Fortum has made the investment decision to expand its lithium-ion battery recycling capacity by building a new state-of-the-art hydrometallurgical plant in Harjavalta, Finland. The investment, marked at ca. EUR 24 million, will be a major step in increasing Fortum’s hydrometallurgical recycling capacity and enabling the production of sustainable battery chemicals.
The new facility will be able to efficiently recover scarce metals from old electric vehicle lithium-ion batteries while also recycling various waste fractions derived throughout the battery supply chain. Lithium-ion batteries play a key role in enabling the transition to clean energy and the growth of e-mobility. With the rapid electrification of transportation and the move towards renewable energy sources, the demand for lithium-ion batteries is expected to grow more than ten-fold by 2030, significantly increasing the need for critical metals used in the production of lithium-ion batteries. Fortum’s new Harjavalta facility will help to meet the rising demand for recycled battery materials and enable the sustainable recovery of lithium, nickel, cobalt, and manganese, which are all essential in the manufacturing of new electric vehicle batteries.

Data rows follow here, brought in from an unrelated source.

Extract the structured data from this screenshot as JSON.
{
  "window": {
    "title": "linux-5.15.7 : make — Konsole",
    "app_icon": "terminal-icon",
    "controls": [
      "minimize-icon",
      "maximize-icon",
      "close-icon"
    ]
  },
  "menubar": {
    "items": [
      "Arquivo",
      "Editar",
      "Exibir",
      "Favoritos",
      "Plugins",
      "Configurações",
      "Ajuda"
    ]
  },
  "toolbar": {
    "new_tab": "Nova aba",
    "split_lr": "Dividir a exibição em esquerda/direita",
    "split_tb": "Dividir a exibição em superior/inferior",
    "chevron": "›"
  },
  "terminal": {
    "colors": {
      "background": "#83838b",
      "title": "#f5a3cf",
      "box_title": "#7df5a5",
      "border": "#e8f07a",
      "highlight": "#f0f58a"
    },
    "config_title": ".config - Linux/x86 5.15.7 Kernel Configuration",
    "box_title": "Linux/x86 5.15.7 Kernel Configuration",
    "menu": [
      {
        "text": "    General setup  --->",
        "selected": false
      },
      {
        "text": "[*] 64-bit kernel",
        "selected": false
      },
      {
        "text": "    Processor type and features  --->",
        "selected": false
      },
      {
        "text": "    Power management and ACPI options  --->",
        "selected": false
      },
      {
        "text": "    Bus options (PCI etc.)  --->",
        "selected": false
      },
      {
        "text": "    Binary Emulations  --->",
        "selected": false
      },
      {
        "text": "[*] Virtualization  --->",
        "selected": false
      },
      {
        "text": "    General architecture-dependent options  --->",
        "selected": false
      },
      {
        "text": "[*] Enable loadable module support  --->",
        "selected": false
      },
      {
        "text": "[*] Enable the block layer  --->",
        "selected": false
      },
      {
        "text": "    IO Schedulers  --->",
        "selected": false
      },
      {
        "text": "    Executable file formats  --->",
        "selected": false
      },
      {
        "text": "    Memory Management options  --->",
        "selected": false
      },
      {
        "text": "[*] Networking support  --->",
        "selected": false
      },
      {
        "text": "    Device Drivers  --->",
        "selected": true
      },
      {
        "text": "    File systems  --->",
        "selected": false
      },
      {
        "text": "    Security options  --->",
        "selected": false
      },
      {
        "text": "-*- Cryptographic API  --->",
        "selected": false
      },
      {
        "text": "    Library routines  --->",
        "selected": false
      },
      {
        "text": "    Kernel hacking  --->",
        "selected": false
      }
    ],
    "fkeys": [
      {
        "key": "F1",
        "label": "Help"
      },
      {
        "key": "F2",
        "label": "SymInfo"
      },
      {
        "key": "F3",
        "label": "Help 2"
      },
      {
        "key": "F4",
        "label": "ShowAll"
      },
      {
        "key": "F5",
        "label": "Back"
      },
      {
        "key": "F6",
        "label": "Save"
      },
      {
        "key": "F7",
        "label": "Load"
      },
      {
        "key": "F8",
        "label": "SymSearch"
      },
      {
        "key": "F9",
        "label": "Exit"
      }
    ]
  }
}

“Fortum is investing in a greener future by further investing in its hydrometallurgical recycling facilities. The new facility in Harjavalta will create approximately thirty jobs in the near future, but its impact will be felt throughout Europe as it will be the largest facility in the market of its kind once completed,” says Kalle Saarimaa, Vice President, Fortum Recycling & Waste. “Our solid offering covers several key segments of the battery value chain and we look forward to our collaboration with key players in those fields. As the electrification of transportation gathers pace, the raw materials gap faced by the automotive industry is increasingly becoming a serious challenge. Our new facility will strongly support the existing Finnish and European battery manufacturing ecosystems, but it will also help the entire industry produce more sustainable batteries in Europe.”
Fortum uses a combination of mechanical and low-CO2 hydrometallurgical technologies to recycle the batteries as sustainably as possible and with the lowest carbon footprint. The lithium-ion batteries are first disassembled and treated during a mechanical process at Fortum’s plant in Ikaalinen. The battery’s black mass, containing critical metals, is collected and then taken to Harjavalta for hydrometallurgical processing.
Fortum is currently operating an industrial-scale hydrometallurgical pilot plant in Harjavalta. The new facility to be built, which is expected to be operating in 2023, will enable a significant increase in Fortum’s processing and recycling capacity. The new plant will enable Fortum to recycle the major part of the EV batteries reaching their end-of-life in Europe.”
In March, Fortum’s hydrometallurgical battery recycling operations were identified as one of four Fortum projects to be shortlisted for the EU’s Innovation Fund for low-carbon technologies. The four Fortum projects made it through to a shortlist of 70 candidates for financing from the EU’s EUR1 billion first Innovation Fund. Fortum has also received IPCEI (Important Project of Common European Interest) grants from Business Finland in conjunction with the EU Commission’s European Battery Innovation project. The grants were given in conjunction with the development of Fortum’s mechanical recycling plant in Ikaalinen, Finland and the hydrometallurgical recycling plant in Harjavalta.